--- WORKING DATA Enclosed Below ---

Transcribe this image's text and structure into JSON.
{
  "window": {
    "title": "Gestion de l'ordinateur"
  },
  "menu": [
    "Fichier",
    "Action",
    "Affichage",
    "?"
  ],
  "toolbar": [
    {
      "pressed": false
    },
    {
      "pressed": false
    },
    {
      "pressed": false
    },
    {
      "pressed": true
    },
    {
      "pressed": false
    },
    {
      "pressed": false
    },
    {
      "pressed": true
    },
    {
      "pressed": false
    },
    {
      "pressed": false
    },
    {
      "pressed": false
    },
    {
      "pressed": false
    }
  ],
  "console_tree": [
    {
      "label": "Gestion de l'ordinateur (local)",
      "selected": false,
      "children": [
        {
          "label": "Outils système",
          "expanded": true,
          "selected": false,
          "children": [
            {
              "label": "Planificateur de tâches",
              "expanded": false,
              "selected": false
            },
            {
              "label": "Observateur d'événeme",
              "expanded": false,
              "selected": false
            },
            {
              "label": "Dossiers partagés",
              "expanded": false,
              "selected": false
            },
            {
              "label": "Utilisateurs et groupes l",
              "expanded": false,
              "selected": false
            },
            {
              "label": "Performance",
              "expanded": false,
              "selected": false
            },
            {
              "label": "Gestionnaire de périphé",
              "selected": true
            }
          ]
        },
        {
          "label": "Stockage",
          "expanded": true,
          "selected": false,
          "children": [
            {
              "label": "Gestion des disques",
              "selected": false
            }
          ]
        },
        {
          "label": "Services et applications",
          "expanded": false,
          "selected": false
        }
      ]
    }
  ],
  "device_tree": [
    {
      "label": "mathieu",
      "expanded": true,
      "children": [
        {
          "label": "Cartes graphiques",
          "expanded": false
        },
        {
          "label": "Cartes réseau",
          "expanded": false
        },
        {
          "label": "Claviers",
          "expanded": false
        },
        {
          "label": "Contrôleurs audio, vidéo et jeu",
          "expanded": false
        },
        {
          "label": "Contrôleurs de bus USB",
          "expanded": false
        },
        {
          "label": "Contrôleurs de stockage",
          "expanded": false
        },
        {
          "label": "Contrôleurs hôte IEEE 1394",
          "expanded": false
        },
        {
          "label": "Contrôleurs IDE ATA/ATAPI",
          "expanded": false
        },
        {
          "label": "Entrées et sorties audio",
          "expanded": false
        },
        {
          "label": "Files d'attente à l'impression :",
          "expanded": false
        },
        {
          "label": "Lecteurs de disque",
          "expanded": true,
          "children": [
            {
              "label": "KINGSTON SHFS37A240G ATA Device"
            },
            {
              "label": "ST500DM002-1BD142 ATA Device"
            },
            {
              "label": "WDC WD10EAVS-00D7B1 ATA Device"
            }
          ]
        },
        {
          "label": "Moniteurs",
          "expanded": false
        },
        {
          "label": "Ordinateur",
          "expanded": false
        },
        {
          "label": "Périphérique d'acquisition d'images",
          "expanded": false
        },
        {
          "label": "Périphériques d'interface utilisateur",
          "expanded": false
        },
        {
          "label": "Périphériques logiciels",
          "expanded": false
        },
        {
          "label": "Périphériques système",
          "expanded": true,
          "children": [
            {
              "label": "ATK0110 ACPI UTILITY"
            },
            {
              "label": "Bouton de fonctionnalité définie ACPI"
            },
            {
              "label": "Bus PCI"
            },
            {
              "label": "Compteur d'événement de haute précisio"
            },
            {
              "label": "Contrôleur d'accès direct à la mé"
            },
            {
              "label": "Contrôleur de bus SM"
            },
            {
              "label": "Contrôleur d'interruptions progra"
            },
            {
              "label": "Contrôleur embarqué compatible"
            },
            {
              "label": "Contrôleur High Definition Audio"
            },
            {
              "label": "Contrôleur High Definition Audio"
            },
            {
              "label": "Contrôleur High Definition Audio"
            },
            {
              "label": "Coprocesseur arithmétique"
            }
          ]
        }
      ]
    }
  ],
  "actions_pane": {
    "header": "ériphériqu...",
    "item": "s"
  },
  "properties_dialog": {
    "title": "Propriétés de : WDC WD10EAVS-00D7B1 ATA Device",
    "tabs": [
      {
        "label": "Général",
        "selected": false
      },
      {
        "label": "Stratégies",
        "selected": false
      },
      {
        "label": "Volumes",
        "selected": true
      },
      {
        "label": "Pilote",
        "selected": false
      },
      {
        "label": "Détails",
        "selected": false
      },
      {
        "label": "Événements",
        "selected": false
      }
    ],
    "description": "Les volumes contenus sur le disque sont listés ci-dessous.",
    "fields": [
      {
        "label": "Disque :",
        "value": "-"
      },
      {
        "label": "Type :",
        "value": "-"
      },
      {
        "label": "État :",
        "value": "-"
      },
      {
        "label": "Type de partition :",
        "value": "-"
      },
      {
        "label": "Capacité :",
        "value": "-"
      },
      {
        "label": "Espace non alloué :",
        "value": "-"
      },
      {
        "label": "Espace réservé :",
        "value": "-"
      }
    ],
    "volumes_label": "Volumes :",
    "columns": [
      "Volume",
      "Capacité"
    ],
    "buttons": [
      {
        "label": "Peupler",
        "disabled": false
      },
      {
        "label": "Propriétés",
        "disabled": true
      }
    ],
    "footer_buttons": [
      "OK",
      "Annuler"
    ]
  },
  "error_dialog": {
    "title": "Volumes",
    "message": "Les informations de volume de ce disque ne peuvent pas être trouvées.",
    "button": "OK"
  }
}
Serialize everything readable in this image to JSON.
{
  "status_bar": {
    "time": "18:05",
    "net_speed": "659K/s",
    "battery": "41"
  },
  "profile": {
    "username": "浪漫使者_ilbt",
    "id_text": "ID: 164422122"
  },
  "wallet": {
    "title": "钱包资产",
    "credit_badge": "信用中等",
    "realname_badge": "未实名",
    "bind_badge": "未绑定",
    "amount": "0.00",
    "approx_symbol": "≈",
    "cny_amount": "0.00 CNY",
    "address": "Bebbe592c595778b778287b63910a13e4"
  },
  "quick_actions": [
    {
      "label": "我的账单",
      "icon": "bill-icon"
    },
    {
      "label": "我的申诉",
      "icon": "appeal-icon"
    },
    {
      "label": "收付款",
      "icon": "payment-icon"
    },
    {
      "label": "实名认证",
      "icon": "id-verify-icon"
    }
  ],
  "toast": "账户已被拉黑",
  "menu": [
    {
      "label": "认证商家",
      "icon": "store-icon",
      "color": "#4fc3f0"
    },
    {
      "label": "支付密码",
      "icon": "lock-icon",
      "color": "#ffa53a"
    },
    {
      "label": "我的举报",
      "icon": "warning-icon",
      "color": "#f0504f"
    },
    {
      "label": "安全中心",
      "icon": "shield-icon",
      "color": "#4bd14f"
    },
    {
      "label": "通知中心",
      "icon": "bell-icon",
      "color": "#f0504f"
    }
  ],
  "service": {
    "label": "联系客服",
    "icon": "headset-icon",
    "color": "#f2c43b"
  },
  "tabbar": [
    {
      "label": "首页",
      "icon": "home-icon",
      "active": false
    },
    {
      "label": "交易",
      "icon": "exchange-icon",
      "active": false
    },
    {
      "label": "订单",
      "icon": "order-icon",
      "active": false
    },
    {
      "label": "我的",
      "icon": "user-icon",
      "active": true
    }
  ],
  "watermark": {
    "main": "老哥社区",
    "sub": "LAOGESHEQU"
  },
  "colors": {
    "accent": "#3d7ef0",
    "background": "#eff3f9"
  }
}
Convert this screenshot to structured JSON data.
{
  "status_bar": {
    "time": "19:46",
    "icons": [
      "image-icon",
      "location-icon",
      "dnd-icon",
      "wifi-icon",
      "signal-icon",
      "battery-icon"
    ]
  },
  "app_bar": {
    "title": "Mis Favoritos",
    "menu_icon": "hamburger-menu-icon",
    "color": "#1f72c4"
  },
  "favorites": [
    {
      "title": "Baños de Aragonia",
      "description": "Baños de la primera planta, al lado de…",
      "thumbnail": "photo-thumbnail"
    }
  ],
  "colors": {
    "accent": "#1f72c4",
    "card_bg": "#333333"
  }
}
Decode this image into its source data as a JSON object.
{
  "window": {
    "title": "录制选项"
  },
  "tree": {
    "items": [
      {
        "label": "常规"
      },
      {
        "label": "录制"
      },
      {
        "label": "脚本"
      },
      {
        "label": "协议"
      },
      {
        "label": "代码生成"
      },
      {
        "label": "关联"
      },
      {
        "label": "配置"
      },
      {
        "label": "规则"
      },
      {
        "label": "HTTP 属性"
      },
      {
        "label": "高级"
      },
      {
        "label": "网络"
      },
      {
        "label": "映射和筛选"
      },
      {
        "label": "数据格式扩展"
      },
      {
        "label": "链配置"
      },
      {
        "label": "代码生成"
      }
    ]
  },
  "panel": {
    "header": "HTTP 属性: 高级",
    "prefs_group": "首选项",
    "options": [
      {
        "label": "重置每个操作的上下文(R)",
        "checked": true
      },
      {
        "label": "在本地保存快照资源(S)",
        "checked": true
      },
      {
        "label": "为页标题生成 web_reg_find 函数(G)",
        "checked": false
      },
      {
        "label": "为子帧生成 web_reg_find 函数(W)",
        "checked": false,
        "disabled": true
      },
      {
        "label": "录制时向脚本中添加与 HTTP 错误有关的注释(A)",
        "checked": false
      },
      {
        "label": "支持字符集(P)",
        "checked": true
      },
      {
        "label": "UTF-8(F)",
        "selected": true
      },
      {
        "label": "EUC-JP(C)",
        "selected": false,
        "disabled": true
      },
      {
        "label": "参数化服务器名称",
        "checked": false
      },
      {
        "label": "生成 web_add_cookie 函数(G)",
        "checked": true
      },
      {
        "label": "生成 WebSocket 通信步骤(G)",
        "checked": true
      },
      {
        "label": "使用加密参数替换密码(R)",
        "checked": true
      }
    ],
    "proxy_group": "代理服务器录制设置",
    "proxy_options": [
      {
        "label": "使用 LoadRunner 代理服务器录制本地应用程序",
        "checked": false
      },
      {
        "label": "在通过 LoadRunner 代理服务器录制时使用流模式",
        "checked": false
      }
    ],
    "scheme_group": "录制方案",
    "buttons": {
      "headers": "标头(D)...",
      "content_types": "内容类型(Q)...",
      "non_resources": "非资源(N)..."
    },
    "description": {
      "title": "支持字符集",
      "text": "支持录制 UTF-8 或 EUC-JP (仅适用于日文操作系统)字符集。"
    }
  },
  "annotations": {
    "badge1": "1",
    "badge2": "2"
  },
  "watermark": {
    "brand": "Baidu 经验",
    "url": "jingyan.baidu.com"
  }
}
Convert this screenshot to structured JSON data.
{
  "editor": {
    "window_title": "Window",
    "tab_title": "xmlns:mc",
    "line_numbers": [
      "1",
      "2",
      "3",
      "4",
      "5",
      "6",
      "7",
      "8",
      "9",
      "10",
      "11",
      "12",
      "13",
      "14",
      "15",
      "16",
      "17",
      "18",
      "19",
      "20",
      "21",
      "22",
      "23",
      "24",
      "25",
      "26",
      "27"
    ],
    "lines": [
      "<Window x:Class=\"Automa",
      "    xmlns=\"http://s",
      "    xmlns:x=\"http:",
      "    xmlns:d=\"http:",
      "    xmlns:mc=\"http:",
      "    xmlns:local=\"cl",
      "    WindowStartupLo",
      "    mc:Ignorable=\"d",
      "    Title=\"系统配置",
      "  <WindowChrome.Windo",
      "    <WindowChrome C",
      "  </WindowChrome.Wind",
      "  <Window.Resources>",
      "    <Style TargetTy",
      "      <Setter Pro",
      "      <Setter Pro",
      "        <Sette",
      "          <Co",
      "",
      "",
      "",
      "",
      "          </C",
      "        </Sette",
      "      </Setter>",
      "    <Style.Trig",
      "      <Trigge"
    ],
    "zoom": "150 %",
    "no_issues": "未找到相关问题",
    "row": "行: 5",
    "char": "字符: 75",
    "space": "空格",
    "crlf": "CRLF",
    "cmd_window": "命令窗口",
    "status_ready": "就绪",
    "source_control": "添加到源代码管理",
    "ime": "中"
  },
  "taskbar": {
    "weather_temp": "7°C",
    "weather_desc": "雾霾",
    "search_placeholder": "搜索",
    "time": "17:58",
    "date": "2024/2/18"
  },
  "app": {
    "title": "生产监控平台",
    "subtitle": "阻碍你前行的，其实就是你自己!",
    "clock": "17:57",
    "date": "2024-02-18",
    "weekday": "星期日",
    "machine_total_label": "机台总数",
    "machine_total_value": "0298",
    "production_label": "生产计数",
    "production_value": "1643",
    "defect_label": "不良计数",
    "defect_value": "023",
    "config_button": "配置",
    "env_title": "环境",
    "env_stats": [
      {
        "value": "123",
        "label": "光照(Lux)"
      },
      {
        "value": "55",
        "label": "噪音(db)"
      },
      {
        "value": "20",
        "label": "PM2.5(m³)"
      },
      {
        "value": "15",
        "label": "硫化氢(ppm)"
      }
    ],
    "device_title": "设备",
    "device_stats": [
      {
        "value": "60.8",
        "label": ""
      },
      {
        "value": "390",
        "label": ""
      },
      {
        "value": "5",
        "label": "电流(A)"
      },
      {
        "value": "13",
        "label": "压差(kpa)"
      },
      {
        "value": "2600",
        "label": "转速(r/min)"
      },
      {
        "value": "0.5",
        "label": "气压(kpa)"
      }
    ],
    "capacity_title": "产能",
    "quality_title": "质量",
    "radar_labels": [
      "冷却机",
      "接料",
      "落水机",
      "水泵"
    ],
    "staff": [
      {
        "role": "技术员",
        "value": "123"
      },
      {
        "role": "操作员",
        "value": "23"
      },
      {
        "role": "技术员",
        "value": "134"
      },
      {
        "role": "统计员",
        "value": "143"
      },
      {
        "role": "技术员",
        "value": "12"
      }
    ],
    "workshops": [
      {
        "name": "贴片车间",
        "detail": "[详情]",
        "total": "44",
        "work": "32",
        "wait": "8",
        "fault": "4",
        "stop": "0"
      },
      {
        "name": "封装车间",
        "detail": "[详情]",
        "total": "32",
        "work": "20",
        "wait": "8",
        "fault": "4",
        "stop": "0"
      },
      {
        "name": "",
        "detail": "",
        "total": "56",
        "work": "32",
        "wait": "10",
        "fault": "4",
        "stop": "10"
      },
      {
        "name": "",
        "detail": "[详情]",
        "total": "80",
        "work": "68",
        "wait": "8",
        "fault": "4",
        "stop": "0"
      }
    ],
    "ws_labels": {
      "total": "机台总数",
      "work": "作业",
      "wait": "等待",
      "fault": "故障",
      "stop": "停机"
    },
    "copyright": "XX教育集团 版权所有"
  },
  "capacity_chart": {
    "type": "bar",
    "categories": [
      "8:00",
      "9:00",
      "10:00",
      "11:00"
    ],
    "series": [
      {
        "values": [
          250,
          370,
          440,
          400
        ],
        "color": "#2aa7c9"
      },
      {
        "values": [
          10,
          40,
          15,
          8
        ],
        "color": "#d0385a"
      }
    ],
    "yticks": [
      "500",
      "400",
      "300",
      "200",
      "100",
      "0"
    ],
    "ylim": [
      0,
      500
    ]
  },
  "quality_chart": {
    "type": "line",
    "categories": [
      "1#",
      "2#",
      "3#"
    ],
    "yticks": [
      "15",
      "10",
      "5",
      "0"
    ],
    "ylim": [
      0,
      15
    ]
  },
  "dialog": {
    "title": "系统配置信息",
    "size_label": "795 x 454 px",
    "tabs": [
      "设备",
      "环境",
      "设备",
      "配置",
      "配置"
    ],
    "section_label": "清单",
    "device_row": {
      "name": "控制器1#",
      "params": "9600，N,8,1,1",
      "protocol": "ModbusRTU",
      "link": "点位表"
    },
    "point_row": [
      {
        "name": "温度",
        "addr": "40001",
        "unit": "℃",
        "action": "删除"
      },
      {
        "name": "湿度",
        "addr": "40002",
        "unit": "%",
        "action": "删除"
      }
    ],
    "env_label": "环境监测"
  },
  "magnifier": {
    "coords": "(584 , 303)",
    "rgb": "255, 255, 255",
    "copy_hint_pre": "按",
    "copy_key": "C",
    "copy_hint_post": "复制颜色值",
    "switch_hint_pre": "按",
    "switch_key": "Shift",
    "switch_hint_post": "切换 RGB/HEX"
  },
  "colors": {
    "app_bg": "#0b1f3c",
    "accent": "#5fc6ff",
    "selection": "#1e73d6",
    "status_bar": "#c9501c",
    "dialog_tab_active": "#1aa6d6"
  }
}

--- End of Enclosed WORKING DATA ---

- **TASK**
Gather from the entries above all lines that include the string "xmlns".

- **OUTPUT BELOW**
    "tab_title": "xmlns:mc",
      "    xmlns=\"http://s",
      "    xmlns:x=\"http:",
      "    xmlns:d=\"http:",
      "    xmlns:mc=\"http:",
      "    xmlns:local=\"cl",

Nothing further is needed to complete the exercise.